The ultimate aging skill: The art of letting go.
About mastery in releasing attachment
Anything we become attached to becomes a part or extension of ourself and not just emotionally but physically as well. Getting upset to the point of becoming ill over a scratch on the car, a lost wallet, a missed appointment, etc. (maybe you can think of more examples) shows us how we have made these things a part of ourself and a part of our physiology.
We have choices.
The attachment/loss cycle
Life goes on
Releasing and letting go. Not the same as forgetting.
The BIG letting go
After a lifetime of working hard to keep our attachments in place, when do we know it is time to let go? Some things are easy to let go of and some are not. And then there is the BIG letting go, The ultimate
letting go. To let go and allow our life slip away from our body and not fight anymore. After a lifetime of falling down and getting back up, when is the time to stay down and surrender our life to the cycle of give and take? Some of us have a choice in matters like this. Some do not. We read all the time about people who just stop taking the chemo or stop taking the pills and give in to the inevitably inevitable reality that fighting is only going to take away one’s spirit more than is gained in continuing. Here is an inspiring video by Emily Levine on just this subject. Her insights into living and dying are moving.

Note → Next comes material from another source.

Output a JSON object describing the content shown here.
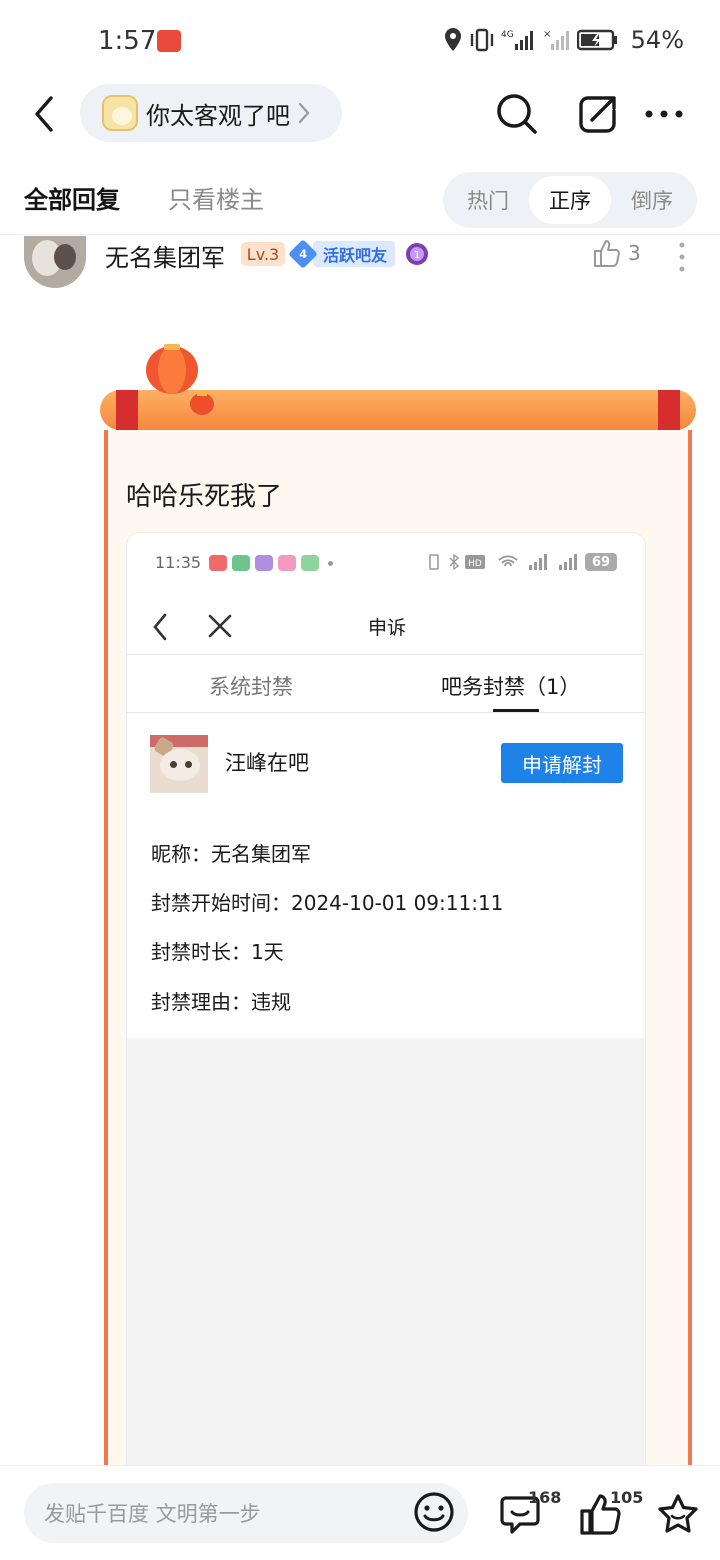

Loss can bring great pain: mastering attachment healing
The pain of loss is always in proportion to the degree of our attachment and our skill or ability to release and heal the attachment. Read that one again. Sometimes this healing can take months or years. For the mother who loses a child for example, a lifetime. What are some things or people you are attached to? Can you think of anything or anyone that if “they” or “it” went away you would feel pain? What have you had to let go of in the last year or decade or two? What degree was the pain? How quickly were you able to release your attachment and “let go.” What will you be letting go of in the next few months or year that you know of already? I would love to hear about your process of observing your attachments and letting go of things you can no longer hold onto anymore. As we go along, and in the end, we must become masters of releasing attachment. I wish I had some great advice for you here. Have you heard any inspiring stories about this? Have you had a loss you can’t let go of?
How to let go:
Many things are not easily surrendered. Letting go and releasing attachment can be difficult. Here are a few skills that some people find helpful in healing attachment.
- Gratitude. Maybe this doesn’t need to be explained but I’m going to assume most of us have things in life we can be grateful for. Focusing on those things, even for just a moment can help.
- Forgiveness. Which came first the chicken or the egg? Forgiveness or healing? I’ve heard it described both ways. Forgiveness is for the forgiver. It will help. Work on this.
- Live in the present moment. Projecting hurtful or worst case scenario thoughts and emotions is harmful, plain and simple. Allow the pure emotion to fully express for about 3-60 seconds then move on as best you can. Easier said than done? Yes. Without a doubt. However, science tells us our pure emotions last only that long. Really, they only last a few seconds to a few minutes. Beyond that, it becomes what our mind does with it.
- If you meditate give it a go. Sometimes it can be difficult s to meditate when anxiety is elevated. If so, repeat steps 1-3.
Now I have to release my attachments to making this article any longer than I already have. Feel free to share your thoughts and experience in the comments section. Thanks!